My little kid, he of the dancing fame, and I think a pretty darn funny kid in development, gave me this valentine, which probably affected his teacher’s opinion of me in one of two distinct ways:  I’m either the least responsible mother of the year, or the one she wants to have margaritas with.  Probably the second.  I mean my kid’s totally cool, and that has to come from somewhere, right?  His valentine contained lyrics and movie lines that we giggle conspiratorially together over.  And because I was feeling crappy, he gave it to me a day early to cheer me up.  I am doing something right, and here’s evidence:

Seriously love this kid


Keepin’ it classy

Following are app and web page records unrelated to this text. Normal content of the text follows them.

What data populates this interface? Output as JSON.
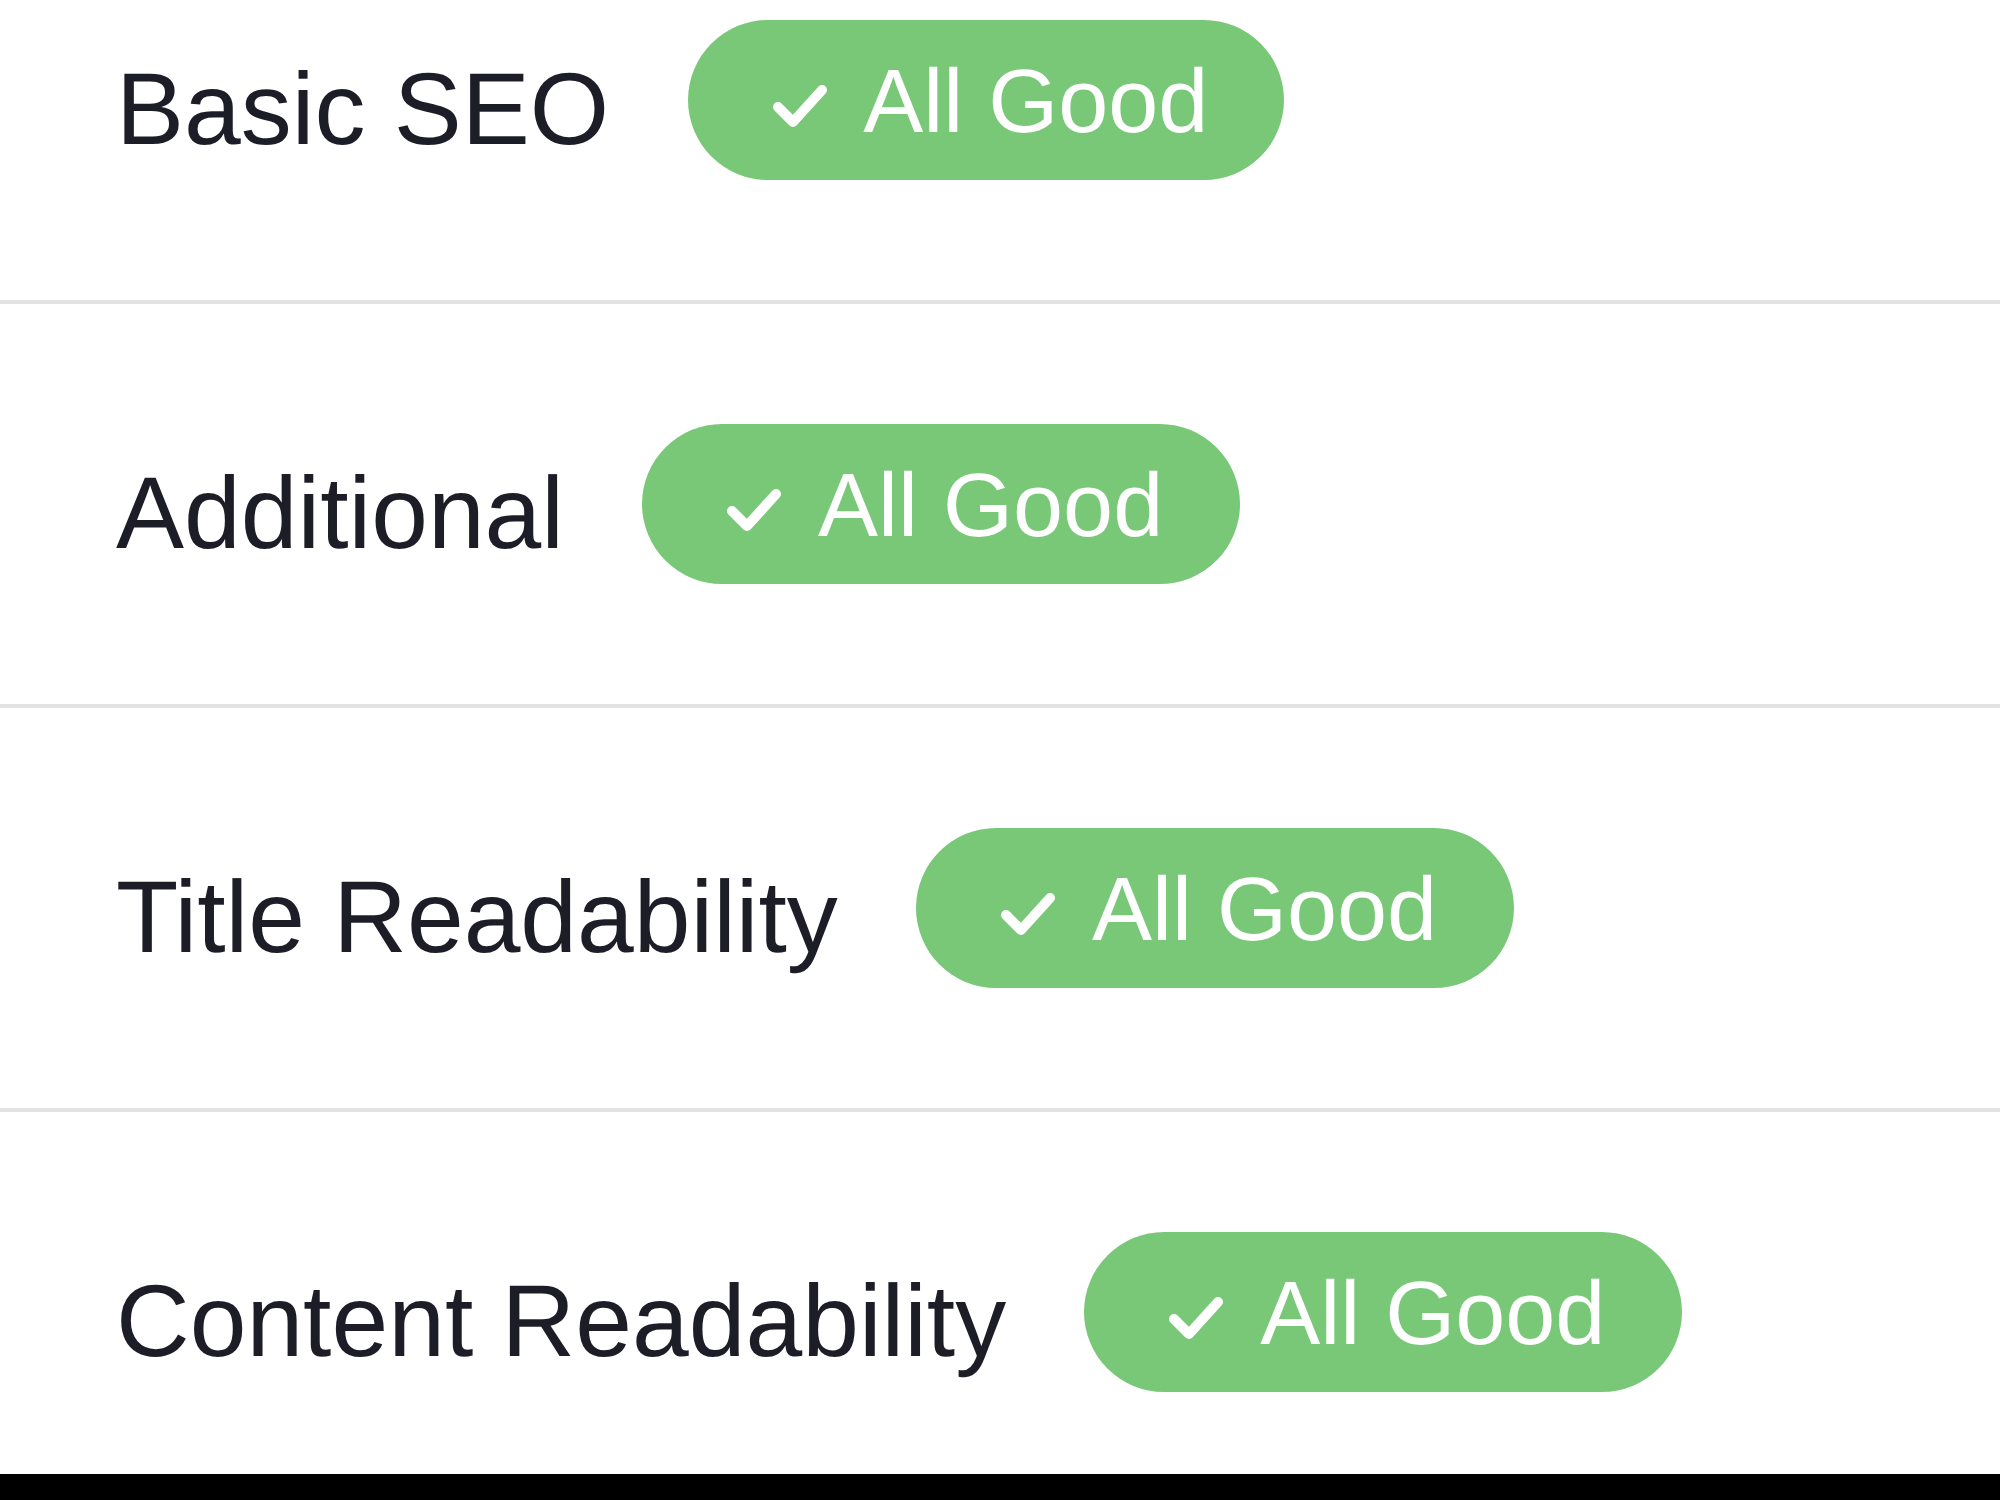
{
  "sections": [
    {
      "title": "Basic SEO",
      "badge": {
        "label": "All Good",
        "passed": true
      }
    },
    {
      "title": "Additional",
      "badge": {
        "label": "All Good",
        "passed": true
      }
    },
    {
      "title": "Title Readability",
      "badge": {
        "label": "All Good",
        "passed": true
      }
    },
    {
      "title": "Content Readability",
      "badge": {
        "label": "All Good",
        "passed": true
      }
    }
  ]
}
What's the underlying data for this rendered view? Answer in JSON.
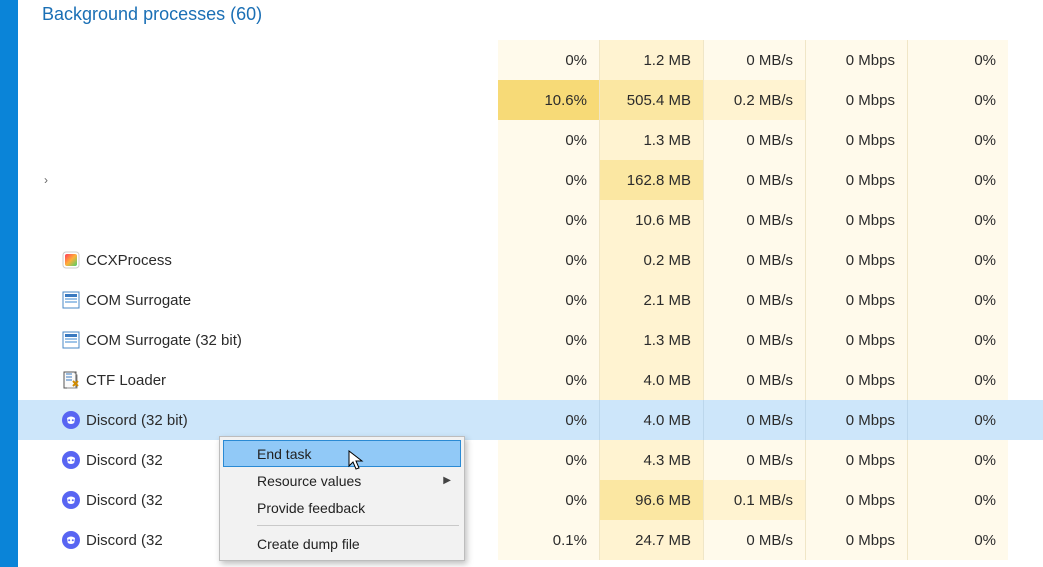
{
  "section_title": "Background processes (60)",
  "rows": [
    {
      "name": "",
      "icon": "",
      "caret": "",
      "cpu": "0%",
      "mem": "1.2 MB",
      "disk": "0 MB/s",
      "net": "0 Mbps",
      "gpu": "0%",
      "heat_cpu": "heat0",
      "heat_mem": "heat1",
      "heat_disk": "heat0",
      "heat_net": "heat0",
      "heat_gpu": "heat0",
      "selected": false
    },
    {
      "name": "",
      "icon": "",
      "caret": "",
      "cpu": "10.6%",
      "mem": "505.4 MB",
      "disk": "0.2 MB/s",
      "net": "0 Mbps",
      "gpu": "0%",
      "heat_cpu": "heat3",
      "heat_mem": "heat2",
      "heat_disk": "heat1",
      "heat_net": "heat0",
      "heat_gpu": "heat0",
      "selected": false
    },
    {
      "name": "",
      "icon": "",
      "caret": "",
      "cpu": "0%",
      "mem": "1.3 MB",
      "disk": "0 MB/s",
      "net": "0 Mbps",
      "gpu": "0%",
      "heat_cpu": "heat0",
      "heat_mem": "heat1",
      "heat_disk": "heat0",
      "heat_net": "heat0",
      "heat_gpu": "heat0",
      "selected": false
    },
    {
      "name": "",
      "icon": "",
      "caret": ">",
      "cpu": "0%",
      "mem": "162.8 MB",
      "disk": "0 MB/s",
      "net": "0 Mbps",
      "gpu": "0%",
      "heat_cpu": "heat0",
      "heat_mem": "heat2",
      "heat_disk": "heat0",
      "heat_net": "heat0",
      "heat_gpu": "heat0",
      "selected": false
    },
    {
      "name": "",
      "icon": "",
      "caret": "",
      "cpu": "0%",
      "mem": "10.6 MB",
      "disk": "0 MB/s",
      "net": "0 Mbps",
      "gpu": "0%",
      "heat_cpu": "heat0",
      "heat_mem": "heat1",
      "heat_disk": "heat0",
      "heat_net": "heat0",
      "heat_gpu": "heat0",
      "selected": false
    },
    {
      "name": "CCXProcess",
      "icon": "ccx",
      "caret": "",
      "cpu": "0%",
      "mem": "0.2 MB",
      "disk": "0 MB/s",
      "net": "0 Mbps",
      "gpu": "0%",
      "heat_cpu": "heat0",
      "heat_mem": "heat1",
      "heat_disk": "heat0",
      "heat_net": "heat0",
      "heat_gpu": "heat0",
      "selected": false
    },
    {
      "name": "COM Surrogate",
      "icon": "win",
      "caret": "",
      "cpu": "0%",
      "mem": "2.1 MB",
      "disk": "0 MB/s",
      "net": "0 Mbps",
      "gpu": "0%",
      "heat_cpu": "heat0",
      "heat_mem": "heat1",
      "heat_disk": "heat0",
      "heat_net": "heat0",
      "heat_gpu": "heat0",
      "selected": false
    },
    {
      "name": "COM Surrogate (32 bit)",
      "icon": "win",
      "caret": "",
      "cpu": "0%",
      "mem": "1.3 MB",
      "disk": "0 MB/s",
      "net": "0 Mbps",
      "gpu": "0%",
      "heat_cpu": "heat0",
      "heat_mem": "heat1",
      "heat_disk": "heat0",
      "heat_net": "heat0",
      "heat_gpu": "heat0",
      "selected": false
    },
    {
      "name": "CTF Loader",
      "icon": "ctf",
      "caret": "",
      "cpu": "0%",
      "mem": "4.0 MB",
      "disk": "0 MB/s",
      "net": "0 Mbps",
      "gpu": "0%",
      "heat_cpu": "heat0",
      "heat_mem": "heat1",
      "heat_disk": "heat0",
      "heat_net": "heat0",
      "heat_gpu": "heat0",
      "selected": false
    },
    {
      "name": "Discord (32 bit)",
      "icon": "discord",
      "caret": "",
      "cpu": "0%",
      "mem": "4.0 MB",
      "disk": "0 MB/s",
      "net": "0 Mbps",
      "gpu": "0%",
      "heat_cpu": "heat0",
      "heat_mem": "heat1",
      "heat_disk": "heat0",
      "heat_net": "heat0",
      "heat_gpu": "heat0",
      "selected": true
    },
    {
      "name": "Discord (32",
      "icon": "discord",
      "caret": "",
      "cpu": "0%",
      "mem": "4.3 MB",
      "disk": "0 MB/s",
      "net": "0 Mbps",
      "gpu": "0%",
      "heat_cpu": "heat0",
      "heat_mem": "heat1",
      "heat_disk": "heat0",
      "heat_net": "heat0",
      "heat_gpu": "heat0",
      "selected": false
    },
    {
      "name": "Discord (32",
      "icon": "discord",
      "caret": "",
      "cpu": "0%",
      "mem": "96.6 MB",
      "disk": "0.1 MB/s",
      "net": "0 Mbps",
      "gpu": "0%",
      "heat_cpu": "heat0",
      "heat_mem": "heat2",
      "heat_disk": "heat1",
      "heat_net": "heat0",
      "heat_gpu": "heat0",
      "selected": false
    },
    {
      "name": "Discord (32",
      "icon": "discord",
      "caret": "",
      "cpu": "0.1%",
      "mem": "24.7 MB",
      "disk": "0 MB/s",
      "net": "0 Mbps",
      "gpu": "0%",
      "heat_cpu": "heat0",
      "heat_mem": "heat1",
      "heat_disk": "heat0",
      "heat_net": "heat0",
      "heat_gpu": "heat0",
      "selected": false
    }
  ],
  "context_menu": {
    "end_task": "End task",
    "resource_values": "Resource values",
    "provide_feedback": "Provide feedback",
    "create_dump_file": "Create dump file"
  },
  "icons": {
    "ccx": "ccx-app-icon",
    "win": "windows-app-icon",
    "ctf": "ctf-loader-icon",
    "discord": "discord-icon"
  }
}
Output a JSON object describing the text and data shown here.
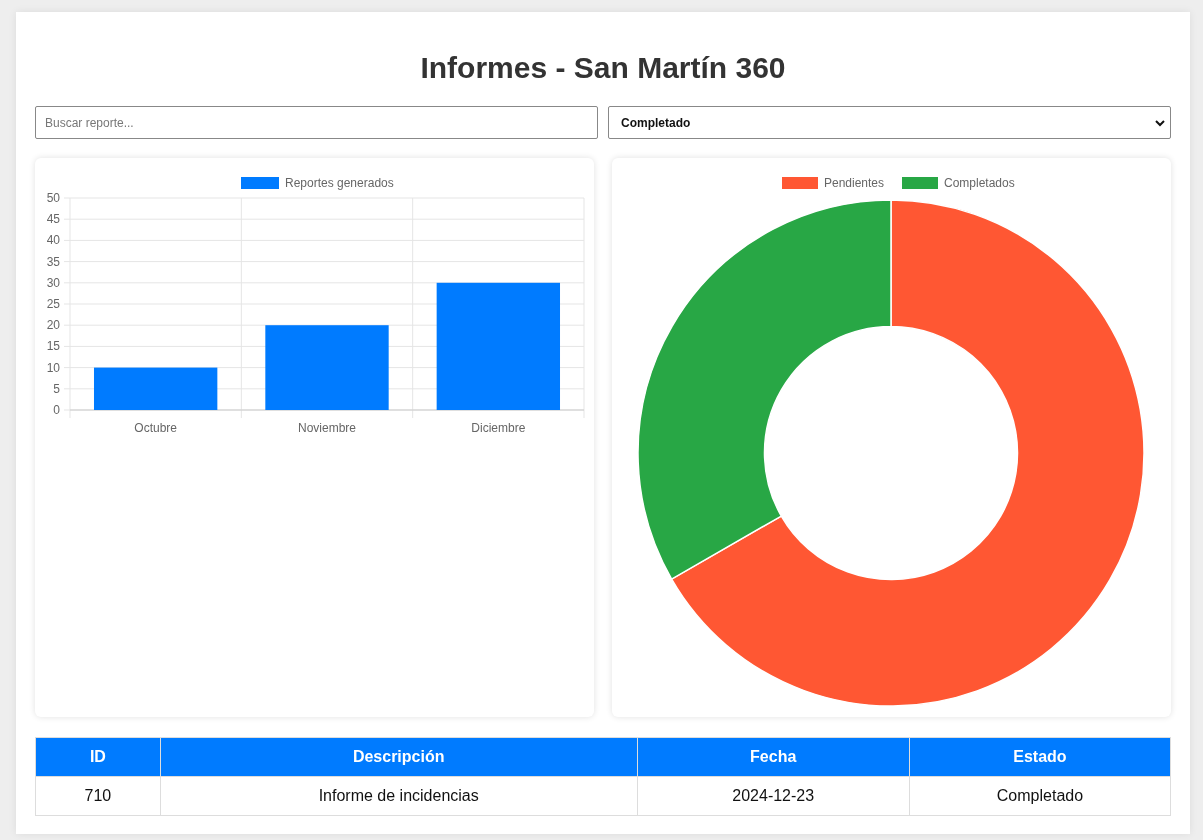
{
  "title": "Informes - San Martín 360",
  "search": {
    "placeholder": "Buscar reporte..."
  },
  "status_filter": {
    "value": "Completado"
  },
  "bar_chart": {
    "chart_data": {
      "type": "bar",
      "categories": [
        "Octubre",
        "Noviembre",
        "Diciembre"
      ],
      "series": [
        {
          "name": "Reportes generados",
          "color": "#007bff",
          "values": [
            10,
            20,
            30
          ]
        }
      ],
      "legend": "top",
      "grid": true,
      "ylim": [
        0,
        50
      ],
      "yticks": [
        0,
        5,
        10,
        15,
        20,
        25,
        30,
        35,
        40,
        45,
        50
      ]
    }
  },
  "donut_chart": {
    "chart_data": {
      "type": "donut",
      "categories": [
        "Pendientes",
        "Completados"
      ],
      "values": [
        66.7,
        33.3
      ],
      "colors": [
        "#ff5733",
        "#28a745"
      ],
      "legend": "top"
    }
  },
  "table": {
    "columns": [
      "ID",
      "Descripción",
      "Fecha",
      "Estado"
    ],
    "rows": [
      [
        "710",
        "Informe de incidencias",
        "2024-12-23",
        "Completado"
      ]
    ]
  }
}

Since I don’t have the budget or husband quite willing enough to take me to Florida for a Valentine’s Day Barenaked Ladies concert tonight, what I’m most in love with doing this Valentine’s Day is watching the season premiere of The Walking Dead. Because nothing says love like zombies, y’all.